The 1910 US Census records indicate that infant Ruth, her parents and a maid lived together in Portland, but the 1920 Census placed the small family in the home of the grandparents — Milton and Hannah Jewell — who also had a live-in maid.

Ruth attended schools in Portland and graduated from high school in 1927. Before entering Vassar College that fall, she visited Paris, perhaps as a graduation present.

Coincidently, that same year, artist and designer Ladislas Medgyes — the man destined to become her husband 25 years later — was operating a theater set design school in Paris. Later that fall, he was a lecturer at Vassar where she was then a freshman. The records don’t reveal whether Ruth and Medgyes met on either of those occasions.

Graduating from the prestigious women’s college in 1930, Ruth then enrolled in Columbia University where she earned a degree in library science.

The 1930 Census lists her mother as living with the grandparents, but Ruth and her father were no longer in the household. Some records indicate that Frederick Kennedy died about a decade later in California.

Her life remains a mystery after her graduation from Columbia, until 1940, when the federal census listed her as divorced and living in a hotel for women in New York City. Single women often lived in such accommodations at that time due to financial constraints brought on by the Great Depression.

According to her obituary, she performed editorial work for the American Institute of Banking, probably in the 1940s.

Her obituary also stated that she was the manager of the Pierce-Collier Travel Agency in New York City. The agency formed in 1950, and passenger records show that Ruth took a cruise in August of that same year. Travel agents frequently received deeply discounted rates in exchange for promoting specific passenger liners.

According to Stick’s report, Ruth said that she met Medgyes on a cruise in 1951 and that it was ‘love at first sight.’ By the time they reached port, they were engaged, but she said that he died on their wedding night. “I was robbed,” she is quoted as saying about the man she described as the love of her life.

Her late husband’s life also seems hidden in the shadows. Records indicate that after he arrived in the United States in 1927, Medgyes began calling New York City home. With the economic downturn in Europe and given the fact he was a Hungarian Jew, Medgyes might have felt safer in the US than in his homeland or elsewhere in Europe.

At the age of 49, in 1942, Medgyes registered for the US military draft. Four years later, he was registered for naturalization. As a contact person who would always know where he was, he listed the famous cosmetics mogul Helena Rubenstein.

Although his professional background was theater set design, he also was an artist and designed acrylic furniture for Rubenstein. His life via public records is sketchy but one critic of his work described him as being one of the happiest and most out-going people he had ever known.

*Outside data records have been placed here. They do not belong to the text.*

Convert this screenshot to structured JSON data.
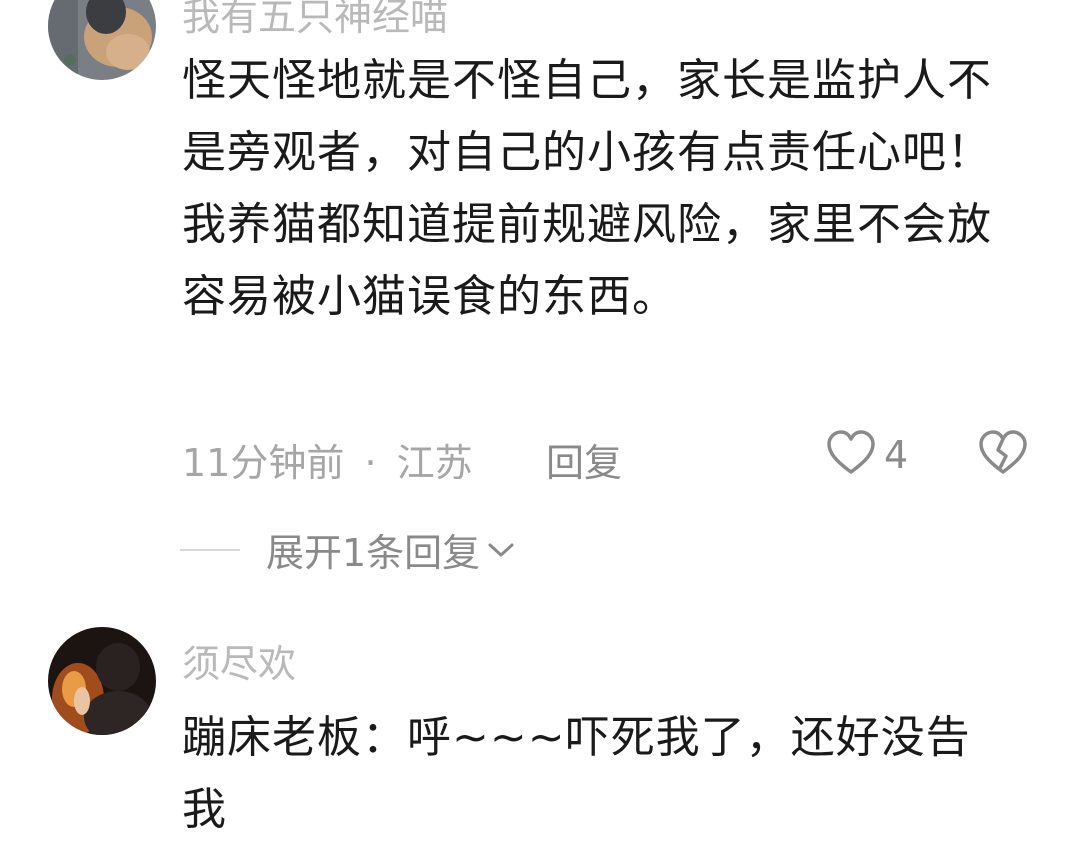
{
  "comments": [
    {
      "username": "我有五只神经喵",
      "text": "怪天怪地就是不怪自己，家长是监护人不是旁观者，对自己的小孩有点责任心吧！我养猫都知道提前规避风险，家里不会放容易被小猫误食的东西。",
      "time": "11分钟前",
      "location": "江苏",
      "separator": "·",
      "reply_label": "回复",
      "like_count": "4",
      "expand_replies": "展开1条回复"
    },
    {
      "username": "须尽欢",
      "text": "蹦床老板：呼~~~吓死我了，还好没告我"
    }
  ],
  "icons": {
    "like": "heart-outline-icon",
    "dislike": "broken-heart-icon",
    "expand": "chevron-down-icon"
  },
  "colors": {
    "username": "#b9b9b9",
    "text": "#1a1a1a",
    "meta": "#a6a6a6",
    "action": "#8a8a8a"
  }
}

Jewelry designer Gail Kowalski told Stick in an interview that Ruth had once asked for her help in selling a ring that was from the Russian Crown Jewels. Kowalski directed her to an appropriate auction house; the question of how Ruth came to own the ring is still unknown.

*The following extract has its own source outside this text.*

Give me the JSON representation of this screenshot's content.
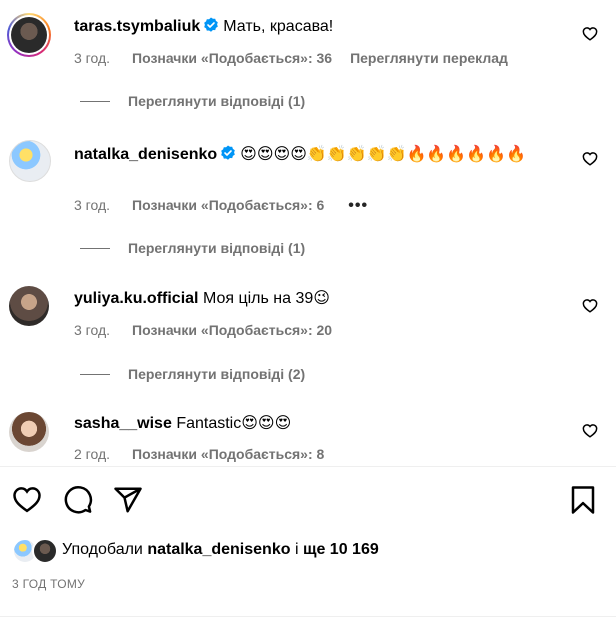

But while there is still an air of mystery surrounding Ruth’s life, one thing is undeniably true — she was a generous, caring person who both during and after her life helped many with both their burdens and their dreams.

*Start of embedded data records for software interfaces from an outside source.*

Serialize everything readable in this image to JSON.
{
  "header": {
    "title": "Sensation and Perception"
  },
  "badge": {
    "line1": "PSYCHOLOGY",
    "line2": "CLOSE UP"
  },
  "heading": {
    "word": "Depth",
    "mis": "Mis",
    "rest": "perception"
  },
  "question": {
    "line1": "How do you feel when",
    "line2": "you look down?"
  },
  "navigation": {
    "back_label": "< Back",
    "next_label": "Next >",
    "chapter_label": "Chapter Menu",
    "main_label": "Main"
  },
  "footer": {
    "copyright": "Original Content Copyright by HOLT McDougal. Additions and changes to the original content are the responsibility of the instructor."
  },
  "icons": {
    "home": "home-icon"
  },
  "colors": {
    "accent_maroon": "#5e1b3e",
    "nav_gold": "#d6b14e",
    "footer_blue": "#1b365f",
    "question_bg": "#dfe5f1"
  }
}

Her bequest gift to the Outer Banks Community Foundation was certainly transformational; it grew the organization’s endowment by 30%. Those investments have resulted in more than one million in grants and scholarships to date, more than $100,000 in awards currently, and growing. The Medgyes gift will continue to grow, even as the sizes of annual awards increases. This is true of every bequest gift, because it is the story of the endowment. If you love the Outer Banks, and if you want to share some of the love you’ve been given during your time here, a bequest gift is one gift you can afford to make. Talk to your financial advisor or attorney, and get started today.

 

original article by Sandy Siemens Ross